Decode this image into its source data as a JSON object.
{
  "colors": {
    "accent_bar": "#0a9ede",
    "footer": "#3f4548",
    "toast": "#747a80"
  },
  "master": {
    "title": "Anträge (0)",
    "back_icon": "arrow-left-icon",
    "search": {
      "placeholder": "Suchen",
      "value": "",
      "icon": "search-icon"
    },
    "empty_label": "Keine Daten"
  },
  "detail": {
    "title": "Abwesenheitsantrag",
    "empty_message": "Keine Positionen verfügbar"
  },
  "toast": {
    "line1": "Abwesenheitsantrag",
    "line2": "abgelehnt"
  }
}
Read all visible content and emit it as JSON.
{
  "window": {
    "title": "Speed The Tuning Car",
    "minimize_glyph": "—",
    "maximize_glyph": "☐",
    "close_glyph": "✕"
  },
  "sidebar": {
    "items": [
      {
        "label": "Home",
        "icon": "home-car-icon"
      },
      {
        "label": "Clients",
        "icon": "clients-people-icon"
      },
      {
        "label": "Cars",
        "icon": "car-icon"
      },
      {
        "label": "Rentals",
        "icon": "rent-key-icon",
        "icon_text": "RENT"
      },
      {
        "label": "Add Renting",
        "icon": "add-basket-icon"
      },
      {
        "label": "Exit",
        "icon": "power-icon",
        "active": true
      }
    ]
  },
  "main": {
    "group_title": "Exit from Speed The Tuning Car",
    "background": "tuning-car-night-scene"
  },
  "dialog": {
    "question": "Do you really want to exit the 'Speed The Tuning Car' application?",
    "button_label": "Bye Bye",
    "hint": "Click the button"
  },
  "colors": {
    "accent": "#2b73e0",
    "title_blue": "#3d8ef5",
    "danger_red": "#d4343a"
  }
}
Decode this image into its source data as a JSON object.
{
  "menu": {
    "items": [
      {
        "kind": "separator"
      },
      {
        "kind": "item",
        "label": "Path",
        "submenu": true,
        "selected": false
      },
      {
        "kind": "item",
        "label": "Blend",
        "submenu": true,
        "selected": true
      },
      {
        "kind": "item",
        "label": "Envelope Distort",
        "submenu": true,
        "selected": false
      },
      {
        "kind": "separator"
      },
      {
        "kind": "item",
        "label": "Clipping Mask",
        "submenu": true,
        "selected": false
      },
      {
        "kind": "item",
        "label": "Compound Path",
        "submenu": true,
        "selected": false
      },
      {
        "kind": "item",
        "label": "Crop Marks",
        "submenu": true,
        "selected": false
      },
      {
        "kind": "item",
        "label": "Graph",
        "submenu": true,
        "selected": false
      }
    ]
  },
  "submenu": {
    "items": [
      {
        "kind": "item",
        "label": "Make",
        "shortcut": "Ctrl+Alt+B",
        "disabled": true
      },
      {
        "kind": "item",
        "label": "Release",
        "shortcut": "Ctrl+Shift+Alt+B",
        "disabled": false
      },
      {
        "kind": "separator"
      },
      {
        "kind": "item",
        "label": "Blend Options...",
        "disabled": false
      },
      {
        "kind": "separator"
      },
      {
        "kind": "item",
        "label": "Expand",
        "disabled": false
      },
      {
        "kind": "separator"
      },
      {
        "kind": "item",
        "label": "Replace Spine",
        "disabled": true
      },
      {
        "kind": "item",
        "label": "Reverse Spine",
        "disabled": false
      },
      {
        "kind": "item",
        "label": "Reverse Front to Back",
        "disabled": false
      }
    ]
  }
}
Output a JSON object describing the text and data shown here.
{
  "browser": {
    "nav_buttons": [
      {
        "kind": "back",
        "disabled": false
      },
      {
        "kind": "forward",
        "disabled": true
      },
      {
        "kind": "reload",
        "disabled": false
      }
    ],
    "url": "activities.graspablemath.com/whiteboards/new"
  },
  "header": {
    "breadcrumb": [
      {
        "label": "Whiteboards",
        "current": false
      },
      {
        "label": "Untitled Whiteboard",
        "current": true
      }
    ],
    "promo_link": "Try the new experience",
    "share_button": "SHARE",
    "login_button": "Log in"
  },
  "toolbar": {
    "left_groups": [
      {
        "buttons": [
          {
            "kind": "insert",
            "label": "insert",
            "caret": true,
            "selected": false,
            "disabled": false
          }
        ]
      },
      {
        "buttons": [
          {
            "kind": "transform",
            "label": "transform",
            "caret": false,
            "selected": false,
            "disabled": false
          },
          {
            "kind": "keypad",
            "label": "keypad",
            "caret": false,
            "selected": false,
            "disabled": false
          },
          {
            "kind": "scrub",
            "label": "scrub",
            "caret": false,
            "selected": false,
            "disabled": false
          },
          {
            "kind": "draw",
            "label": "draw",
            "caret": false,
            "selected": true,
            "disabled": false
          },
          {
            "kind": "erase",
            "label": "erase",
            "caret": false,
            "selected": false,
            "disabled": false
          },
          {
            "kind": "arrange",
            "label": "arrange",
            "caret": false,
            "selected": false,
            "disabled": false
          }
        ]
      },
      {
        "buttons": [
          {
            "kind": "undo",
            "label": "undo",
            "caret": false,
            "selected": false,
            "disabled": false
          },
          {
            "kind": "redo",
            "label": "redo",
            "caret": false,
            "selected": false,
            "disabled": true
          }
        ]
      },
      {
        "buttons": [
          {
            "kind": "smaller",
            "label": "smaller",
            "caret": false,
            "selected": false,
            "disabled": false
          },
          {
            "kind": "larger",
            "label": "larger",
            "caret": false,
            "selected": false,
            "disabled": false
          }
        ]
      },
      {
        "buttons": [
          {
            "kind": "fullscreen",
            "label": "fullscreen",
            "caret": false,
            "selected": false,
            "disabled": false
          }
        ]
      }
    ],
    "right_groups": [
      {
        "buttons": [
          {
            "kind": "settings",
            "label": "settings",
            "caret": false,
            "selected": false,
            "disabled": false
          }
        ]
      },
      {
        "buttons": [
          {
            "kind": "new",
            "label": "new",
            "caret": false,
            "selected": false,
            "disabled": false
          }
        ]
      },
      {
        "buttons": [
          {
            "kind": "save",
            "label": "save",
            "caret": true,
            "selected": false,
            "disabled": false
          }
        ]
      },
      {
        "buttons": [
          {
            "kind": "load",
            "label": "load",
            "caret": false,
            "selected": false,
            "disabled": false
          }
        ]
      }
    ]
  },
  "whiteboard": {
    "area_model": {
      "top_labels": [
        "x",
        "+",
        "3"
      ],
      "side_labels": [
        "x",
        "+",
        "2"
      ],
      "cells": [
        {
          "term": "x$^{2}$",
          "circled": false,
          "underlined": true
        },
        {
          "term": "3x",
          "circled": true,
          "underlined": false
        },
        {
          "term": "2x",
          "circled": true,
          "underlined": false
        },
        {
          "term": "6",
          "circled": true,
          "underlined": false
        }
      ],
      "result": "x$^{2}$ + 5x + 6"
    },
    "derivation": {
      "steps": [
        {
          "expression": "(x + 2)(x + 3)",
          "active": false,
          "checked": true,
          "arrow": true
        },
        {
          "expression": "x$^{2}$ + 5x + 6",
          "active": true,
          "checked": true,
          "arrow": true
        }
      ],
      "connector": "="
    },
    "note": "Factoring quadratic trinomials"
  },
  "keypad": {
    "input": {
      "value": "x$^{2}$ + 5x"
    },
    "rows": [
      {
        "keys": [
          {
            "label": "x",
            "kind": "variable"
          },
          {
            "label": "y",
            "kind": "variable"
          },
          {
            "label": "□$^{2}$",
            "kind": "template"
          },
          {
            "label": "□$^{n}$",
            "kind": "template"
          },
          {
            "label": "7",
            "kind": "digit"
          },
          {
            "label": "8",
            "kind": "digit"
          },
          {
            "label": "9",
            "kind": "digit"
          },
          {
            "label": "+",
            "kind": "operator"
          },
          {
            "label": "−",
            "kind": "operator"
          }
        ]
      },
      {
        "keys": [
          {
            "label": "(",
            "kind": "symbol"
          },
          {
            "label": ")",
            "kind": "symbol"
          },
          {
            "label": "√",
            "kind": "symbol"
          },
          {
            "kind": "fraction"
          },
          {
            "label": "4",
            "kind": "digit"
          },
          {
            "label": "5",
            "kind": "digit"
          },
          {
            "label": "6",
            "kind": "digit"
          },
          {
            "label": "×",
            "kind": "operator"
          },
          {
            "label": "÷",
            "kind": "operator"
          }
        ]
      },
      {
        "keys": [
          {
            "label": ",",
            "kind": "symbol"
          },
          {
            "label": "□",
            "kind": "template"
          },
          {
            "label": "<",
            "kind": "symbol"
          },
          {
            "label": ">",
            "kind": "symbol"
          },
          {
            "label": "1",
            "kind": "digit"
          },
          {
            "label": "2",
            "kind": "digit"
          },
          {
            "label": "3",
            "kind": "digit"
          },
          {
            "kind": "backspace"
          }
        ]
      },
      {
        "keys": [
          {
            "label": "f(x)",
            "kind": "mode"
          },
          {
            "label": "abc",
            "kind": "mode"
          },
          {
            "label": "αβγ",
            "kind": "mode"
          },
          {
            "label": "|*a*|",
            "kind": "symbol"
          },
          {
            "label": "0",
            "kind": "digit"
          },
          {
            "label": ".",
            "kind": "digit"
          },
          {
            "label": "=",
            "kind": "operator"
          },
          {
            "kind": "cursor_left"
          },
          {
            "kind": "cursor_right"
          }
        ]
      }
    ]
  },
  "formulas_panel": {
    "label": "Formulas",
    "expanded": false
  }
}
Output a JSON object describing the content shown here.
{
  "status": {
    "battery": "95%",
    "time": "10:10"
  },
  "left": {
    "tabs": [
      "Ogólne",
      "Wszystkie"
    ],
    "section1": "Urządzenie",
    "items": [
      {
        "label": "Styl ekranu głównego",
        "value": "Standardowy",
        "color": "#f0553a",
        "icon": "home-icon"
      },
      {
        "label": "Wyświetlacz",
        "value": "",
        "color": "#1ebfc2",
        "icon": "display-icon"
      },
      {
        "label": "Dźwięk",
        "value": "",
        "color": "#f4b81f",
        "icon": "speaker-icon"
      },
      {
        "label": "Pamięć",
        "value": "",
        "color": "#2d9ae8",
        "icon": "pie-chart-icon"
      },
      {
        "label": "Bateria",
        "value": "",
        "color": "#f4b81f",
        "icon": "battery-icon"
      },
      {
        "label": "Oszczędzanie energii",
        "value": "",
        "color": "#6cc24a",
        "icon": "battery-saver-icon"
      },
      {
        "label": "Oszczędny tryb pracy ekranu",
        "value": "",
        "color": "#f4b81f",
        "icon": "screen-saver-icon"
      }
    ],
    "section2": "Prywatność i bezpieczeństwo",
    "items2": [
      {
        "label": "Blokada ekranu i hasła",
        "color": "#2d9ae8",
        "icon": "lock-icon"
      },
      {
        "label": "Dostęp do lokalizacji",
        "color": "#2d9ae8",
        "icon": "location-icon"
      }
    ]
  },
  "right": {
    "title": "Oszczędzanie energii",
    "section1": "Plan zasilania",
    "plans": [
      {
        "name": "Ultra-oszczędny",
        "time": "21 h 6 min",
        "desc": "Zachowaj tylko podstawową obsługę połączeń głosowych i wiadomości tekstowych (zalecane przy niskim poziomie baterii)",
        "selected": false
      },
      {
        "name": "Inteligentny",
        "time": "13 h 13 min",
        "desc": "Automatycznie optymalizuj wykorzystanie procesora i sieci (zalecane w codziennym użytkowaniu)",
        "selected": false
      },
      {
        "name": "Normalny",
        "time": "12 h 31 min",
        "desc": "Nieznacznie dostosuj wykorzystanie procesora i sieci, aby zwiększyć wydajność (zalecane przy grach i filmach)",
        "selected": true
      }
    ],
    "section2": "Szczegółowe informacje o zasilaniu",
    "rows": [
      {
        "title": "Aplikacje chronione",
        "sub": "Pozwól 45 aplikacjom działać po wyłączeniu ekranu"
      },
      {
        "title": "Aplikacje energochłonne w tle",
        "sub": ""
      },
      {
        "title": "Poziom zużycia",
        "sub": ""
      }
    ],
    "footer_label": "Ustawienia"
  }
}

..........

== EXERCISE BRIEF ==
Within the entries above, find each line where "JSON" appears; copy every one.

== WRITTEN REPLY ==
Decode this image into its source data as a JSON object.
Read all visible content and emit it as JSON.
Decode this image into its source data as a JSON object.
Output a JSON object describing the text and data shown here.
Output a JSON object describing the content shown here.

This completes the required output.